While officials credited the strategy for a two-year low in illegal border crossings in June, unauthorized migration has increased sharply since then, frustrating Republican lawmakers and Democrats in communities struggling to house the new arrivals, such as New York City and Chicago.

Customs and Border Protection said it was surging staff and resources to the Arizona desert and targeting transportation companies used by smuggling organizations to shuffle migrants near the U.S. border.

Border Patrol agents battle those smuggling organizations every day. In the Organ Pipe National Monument, for example, the movement of migrants is rarely organic. It's typically organized by a network of smugglers in Mexico who cut parts of the border wall to let groups of migrants into the U.S.

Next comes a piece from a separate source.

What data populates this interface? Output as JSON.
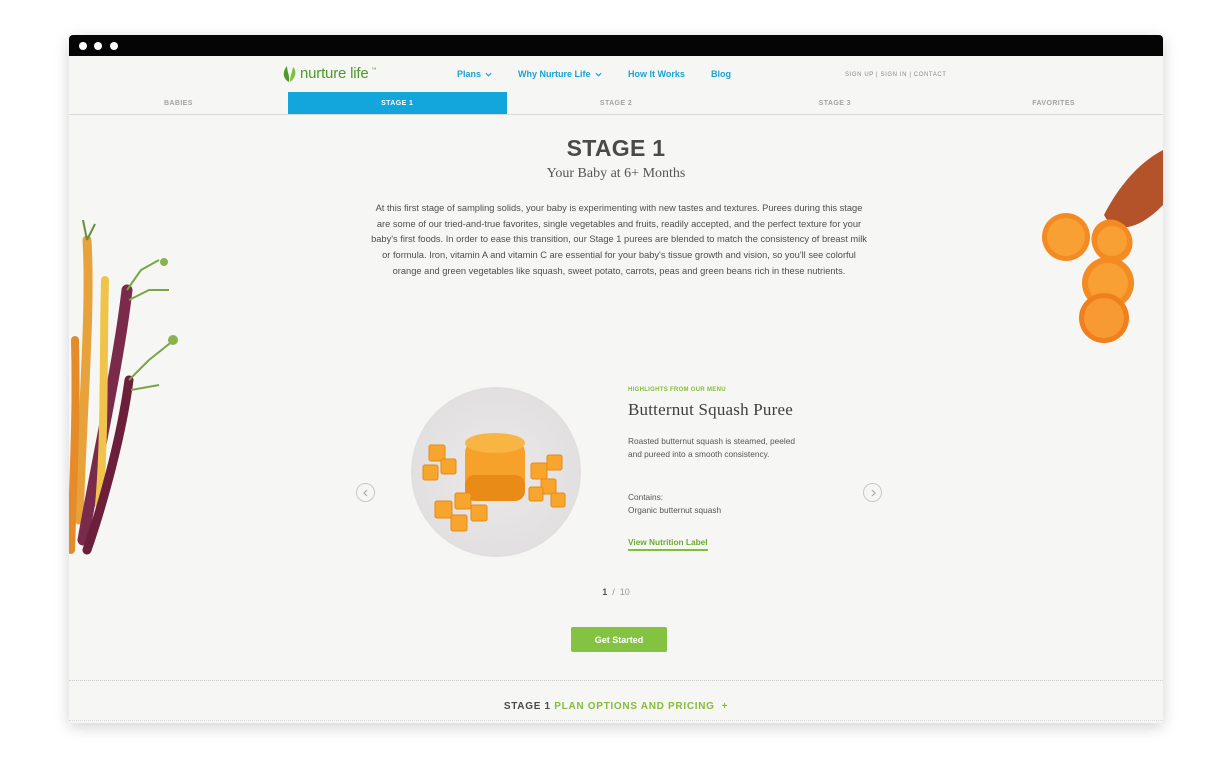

Just a few miles away from the outdoor staging area, dozens of migrants streamed through a small breach in the border wall. They started running after the suspected smugglers told them that reporters were filming the scene. The last to make their way through the breach were parents traveling with young children. The children smiled as they ran.

"They're filming!" one of the suspected smugglers said before running away and disappearing across a nearby Mexican highway.

The scene was not an anomaly. Border agents and contractors repair wall breaches on a daily basis, but they struggle to keep up with the smugglers.

Right next to the part of the wall that had just been breached was a bollard with a label indicating that it had been repaired earlier in the day.